TULSA, OK – August 16, 2019 – Passenger traffic at Tulsa International Airport has steadily increased, and is now at an 11-year high. With the increase of passenger numbers, TUL has also seen a surge in vehicles on TUL’s roadways.
Two years ago, there were approximately 25,000 vehicles using the roadways per week. Recent counts indicate that the number is now around 45,000 vehicles per week. This 80% increase in traffic translates into gridlock, frustrated drivers and passengers, and a general disruption of the smooth flow of traffic that all visitors would like to experience.
In order to keep our roadways safe for visitors, Tulsa International Airport is changing curbside procedures. Effective August 18th, parking and waiting at the curb for passengers to arrive will no longer be permitted. Vehicles parked at the curb must be in the process of active loading or unloading of baggage and picking up or dropping off passengers.
The terminal curbsides have signs posted that designate locations as an active loading and unloading area only. Visitors awaiting the arrival of passengers are welcome to wait in the free cell phone lot. The cell phone lot is located off the airport entrance road, just south of the terminal.
If passengers would like to go inside the terminal while they wait for passengers to arrive, they can utilize short-term parking, which is located on the top level of the parking garage. Short-term parking is $1 the first 30 minutes, or $2 per hour, with a max of $12 per day.

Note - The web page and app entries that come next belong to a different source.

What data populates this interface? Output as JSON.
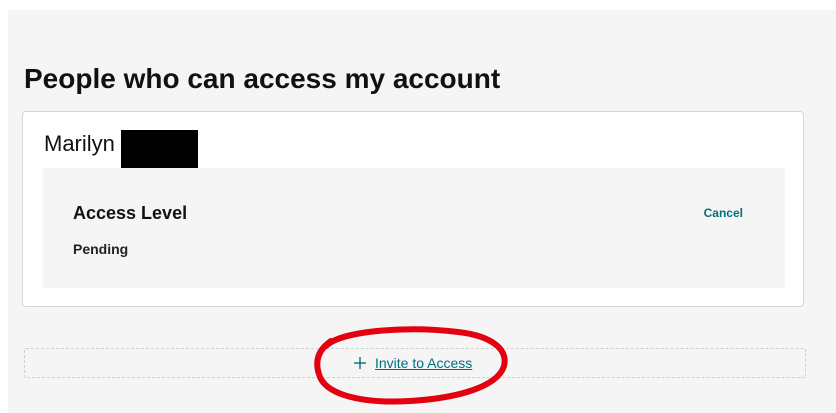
{
  "page": {
    "title": "People who can access my account"
  },
  "person": {
    "first_name": "Marilyn",
    "access_label": "Access Level",
    "status": "Pending",
    "cancel_label": "Cancel"
  },
  "invite": {
    "label": "Invite to Access",
    "icon": "plus-icon"
  },
  "colors": {
    "link": "#00717f",
    "annotation": "#e3000f",
    "panel_background": "#f5f5f5"
  }
}
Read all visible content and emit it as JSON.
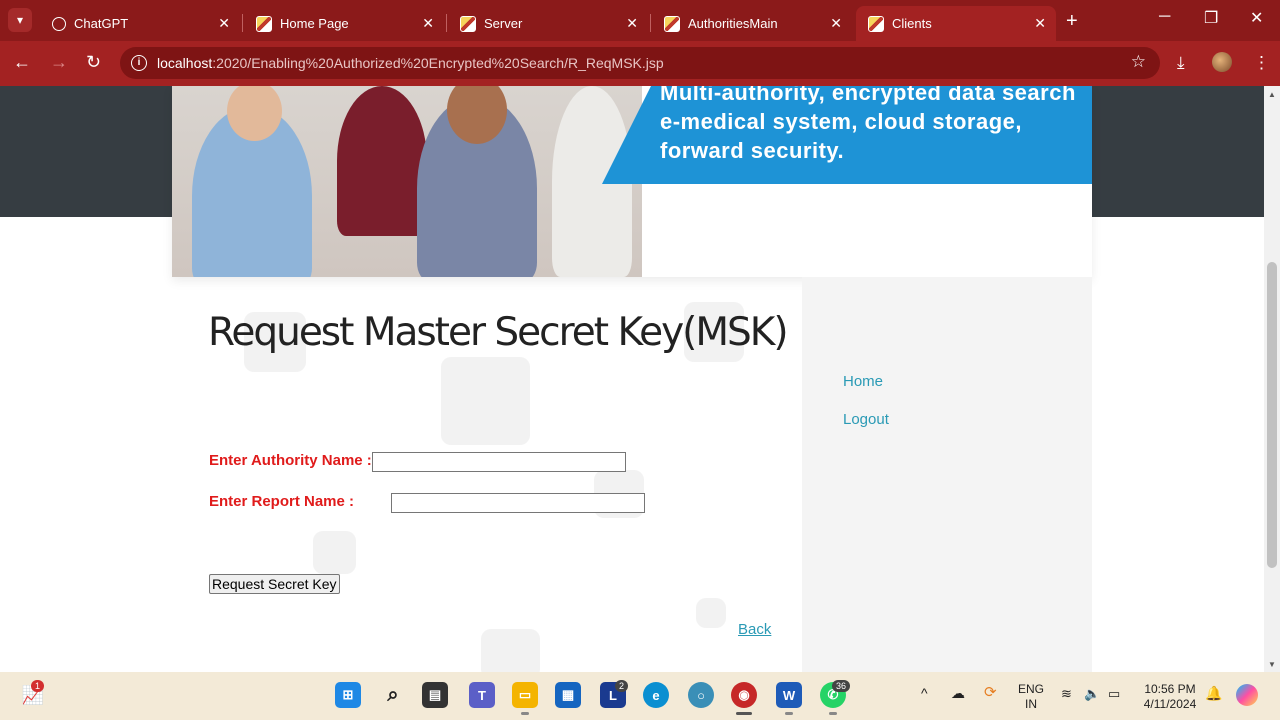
{
  "browser": {
    "tabs": [
      {
        "label": "ChatGPT",
        "active": false
      },
      {
        "label": "Home Page",
        "active": false
      },
      {
        "label": "Server",
        "active": false
      },
      {
        "label": "AuthoritiesMain",
        "active": false
      },
      {
        "label": "Clients",
        "active": true
      }
    ],
    "url_host": "localhost",
    "url_path": ":2020/Enabling%20Authorized%20Encrypted%20Search/R_ReqMSK.jsp"
  },
  "banner": {
    "line1": "Multi-authority, encrypted data search",
    "line2": "e-medical system, cloud storage,",
    "line3": "forward security."
  },
  "page": {
    "title": "Request Master Secret Key(MSK)",
    "authority_label": "Enter Authority Name :",
    "authority_value": "",
    "report_label": "Enter Report Name :",
    "report_value": "",
    "submit_label": "Request Secret Key",
    "back_label": "Back"
  },
  "sidebar": {
    "links": [
      {
        "label": "Home"
      },
      {
        "label": "Logout"
      }
    ]
  },
  "taskbar": {
    "widget_badge": "1",
    "loop_badge": "2",
    "whatsapp_badge": "36",
    "lang_line1": "ENG",
    "lang_line2": "IN",
    "time": "10:56 PM",
    "date": "4/11/2024"
  },
  "colors": {
    "chrome_frame": "#8b1a1a",
    "toolbar": "#a32222",
    "label_red": "#e01b1b",
    "link_teal": "#2a9ab5",
    "banner_blue": "#1e93d6"
  }
}
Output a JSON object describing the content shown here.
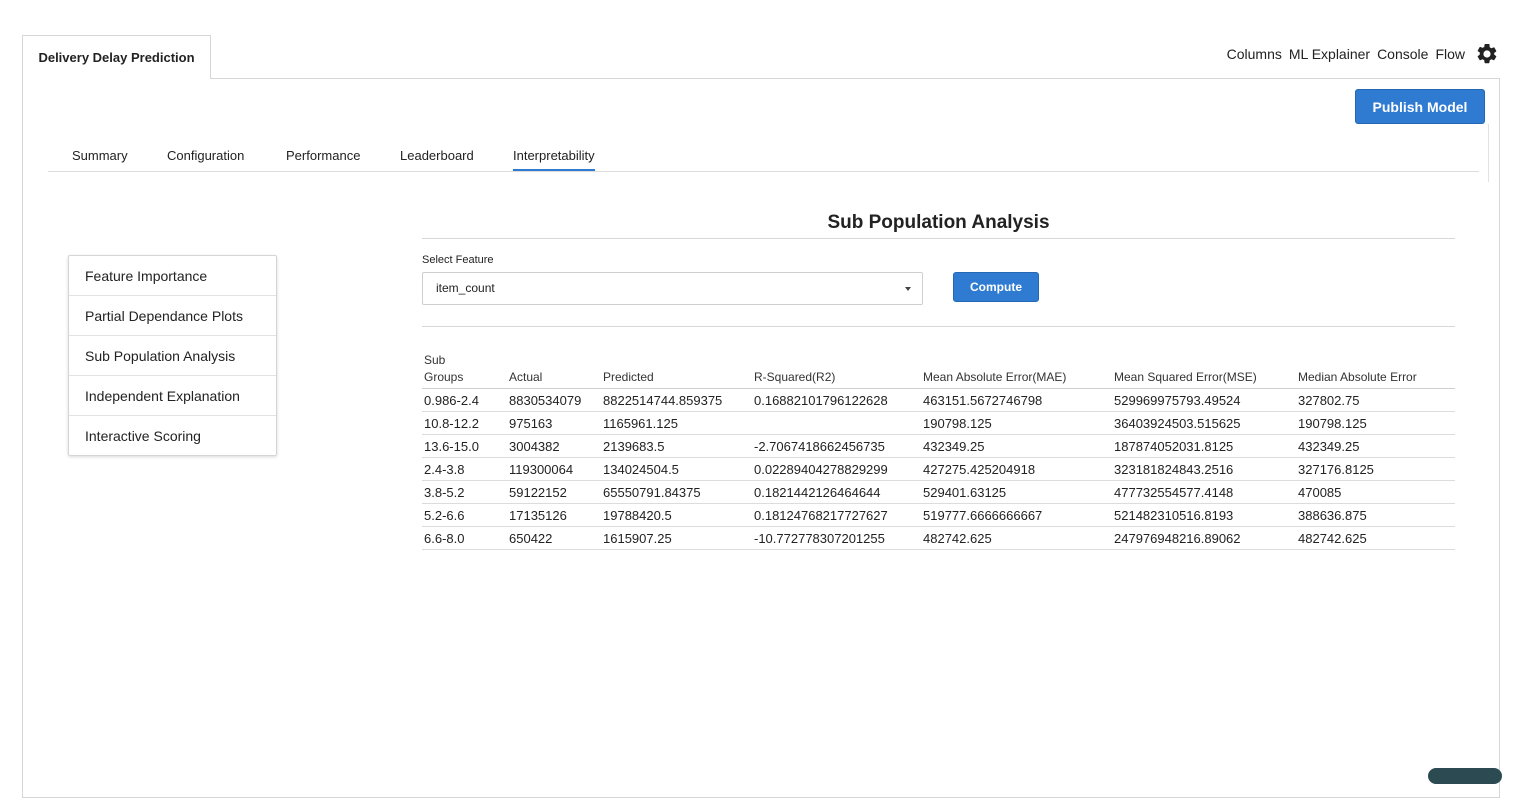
{
  "app": {
    "tab_title": "Delivery Delay Prediction"
  },
  "top_nav": {
    "items": [
      "Columns",
      "ML Explainer",
      "Console",
      "Flow"
    ],
    "settings_icon": "gear-icon"
  },
  "actions": {
    "publish_label": "Publish Model"
  },
  "subtabs": [
    "Summary",
    "Configuration",
    "Performance",
    "Leaderboard",
    "Interpretability"
  ],
  "active_subtab": "Interpretability",
  "side_menu": [
    "Feature Importance",
    "Partial Dependance Plots",
    "Sub Population Analysis",
    "Independent Explanation",
    "Interactive Scoring"
  ],
  "analysis": {
    "title": "Sub Population Analysis",
    "select_label": "Select Feature",
    "select_value": "item_count",
    "compute_label": "Compute"
  },
  "table": {
    "headers": [
      "Sub\nGroups",
      "Actual",
      "Predicted",
      "R-Squared(R2)",
      "Mean Absolute Error(MAE)",
      "Mean Squared Error(MSE)",
      "Median Absolute Error"
    ],
    "rows": [
      [
        "0.986-2.4",
        "8830534079",
        "8822514744.859375",
        "0.16882101796122628",
        "463151.5672746798",
        "529969975793.49524",
        "327802.75"
      ],
      [
        "10.8-12.2",
        "975163",
        "1165961.125",
        "",
        "190798.125",
        "36403924503.515625",
        "190798.125"
      ],
      [
        "13.6-15.0",
        "3004382",
        "2139683.5",
        "-2.7067418662456735",
        "432349.25",
        "187874052031.8125",
        "432349.25"
      ],
      [
        "2.4-3.8",
        "119300064",
        "134024504.5",
        "0.02289404278829299",
        "427275.425204918",
        "323181824843.2516",
        "327176.8125"
      ],
      [
        "3.8-5.2",
        "59122152",
        "65550791.84375",
        "0.1821442126464644",
        "529401.63125",
        "477732554577.4148",
        "470085"
      ],
      [
        "5.2-6.6",
        "17135126",
        "19788420.5",
        "0.18124768217727627",
        "519777.6666666667",
        "521482310516.8193",
        "388636.875"
      ],
      [
        "6.6-8.0",
        "650422",
        "1615907.25",
        "-10.772778307201255",
        "482742.625",
        "247976948216.89062",
        "482742.625"
      ]
    ]
  },
  "colors": {
    "primary": "#2f7bd1",
    "border": "#d6d6d6"
  }
}
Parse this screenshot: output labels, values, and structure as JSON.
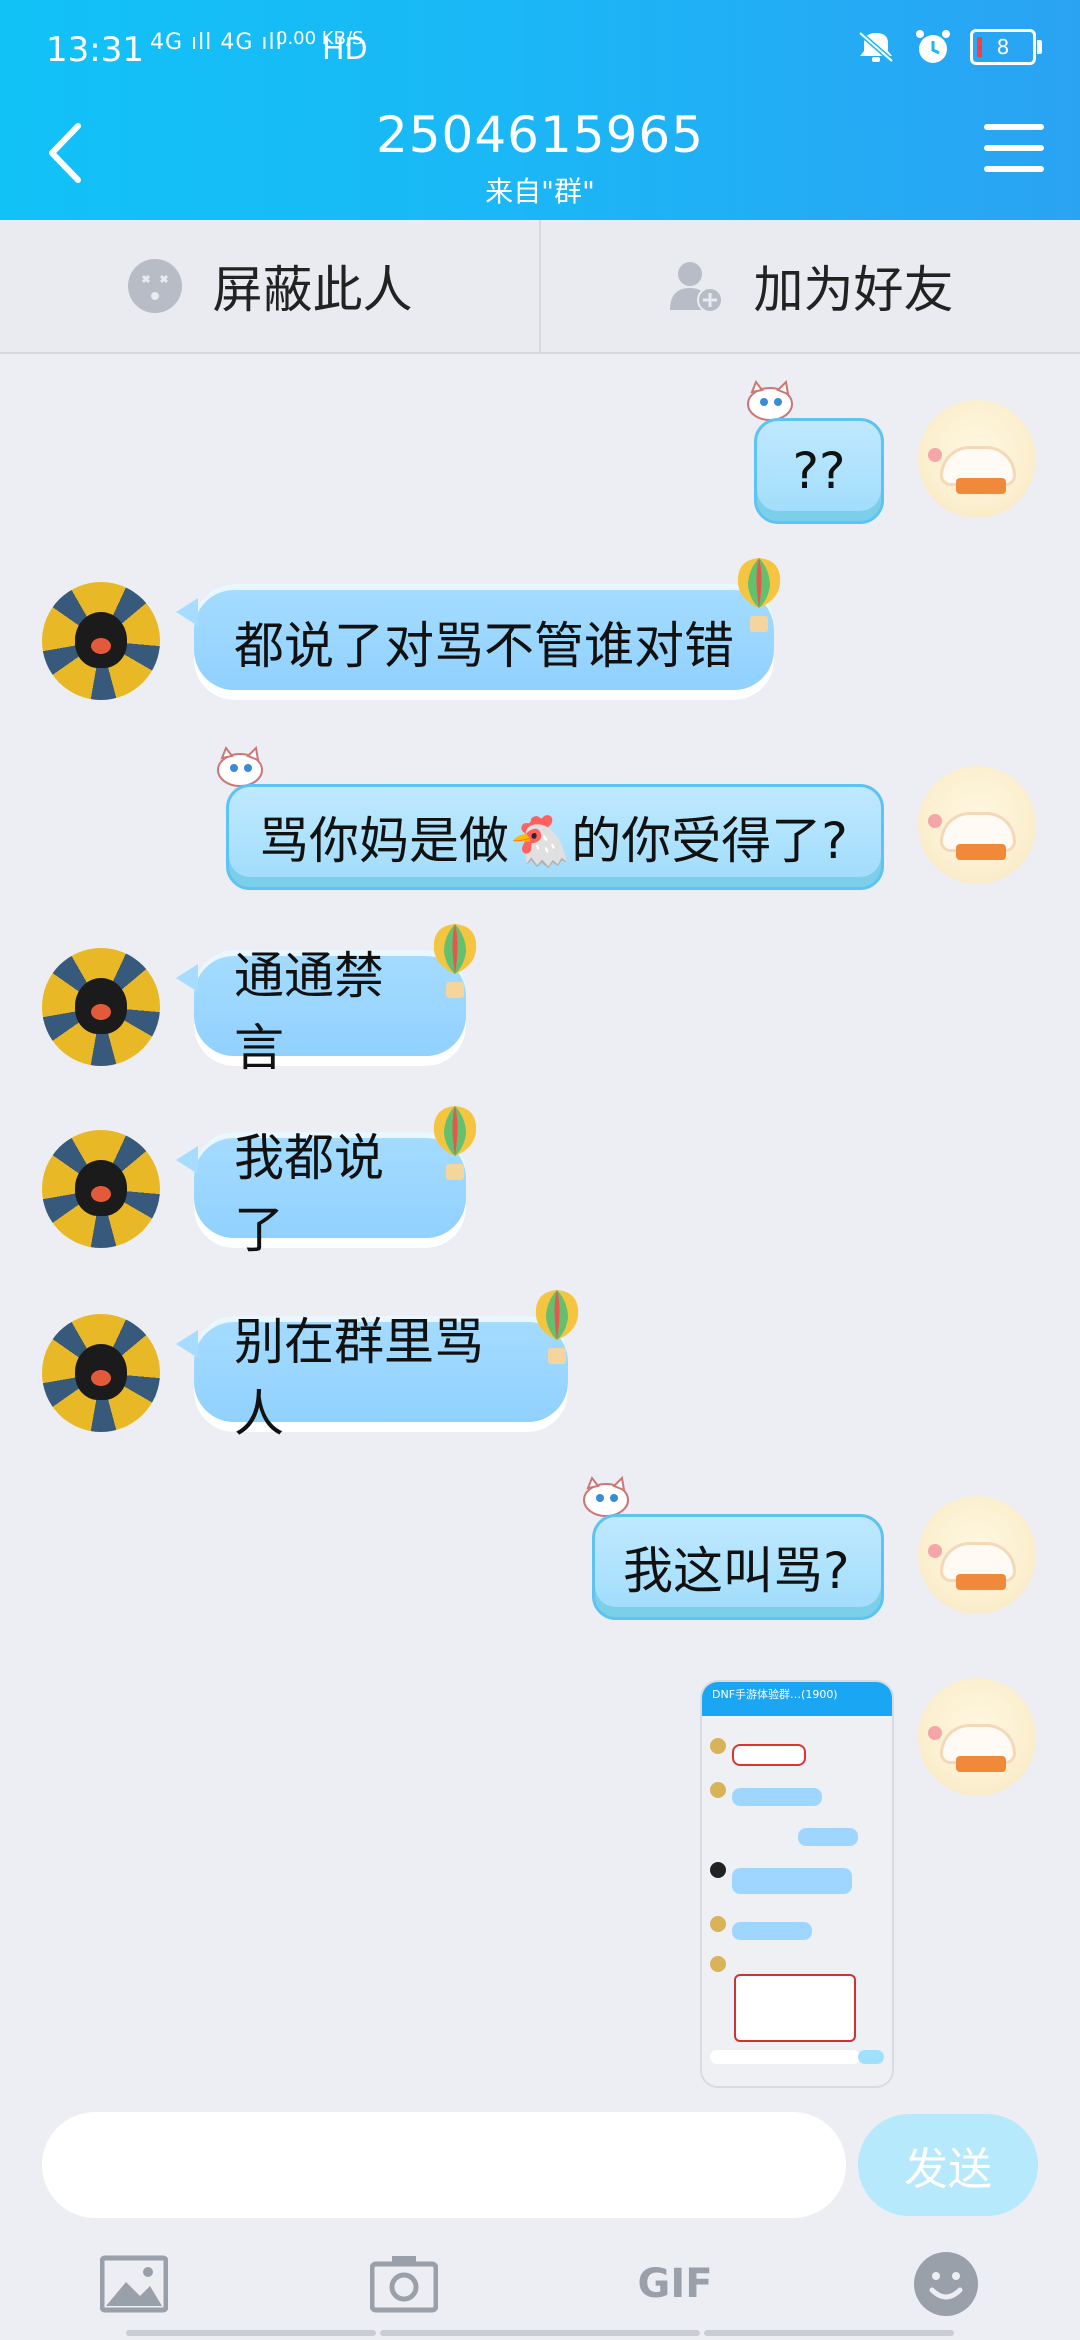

Tulsa International Airport police officers will be on patrol at the curb to enforce the new curbside procedure. Officers will also be helping inform drivers of the free cell phone lot that is available for drivers to use as they wait to pick up passengers. Drivers who refuse to move their cars out of the active loading area may be issued a traffic citation.
TUL’s online parking guide has a map that shows where the cell-phone lot and short-term parking are located.
This new procedure will bring the airport in line with other airports that have not allowed curbside parking since 2001. The new procedures will also keep passengers from stepping into oncoming traffic at the crosswalk, and streamline traffic flow.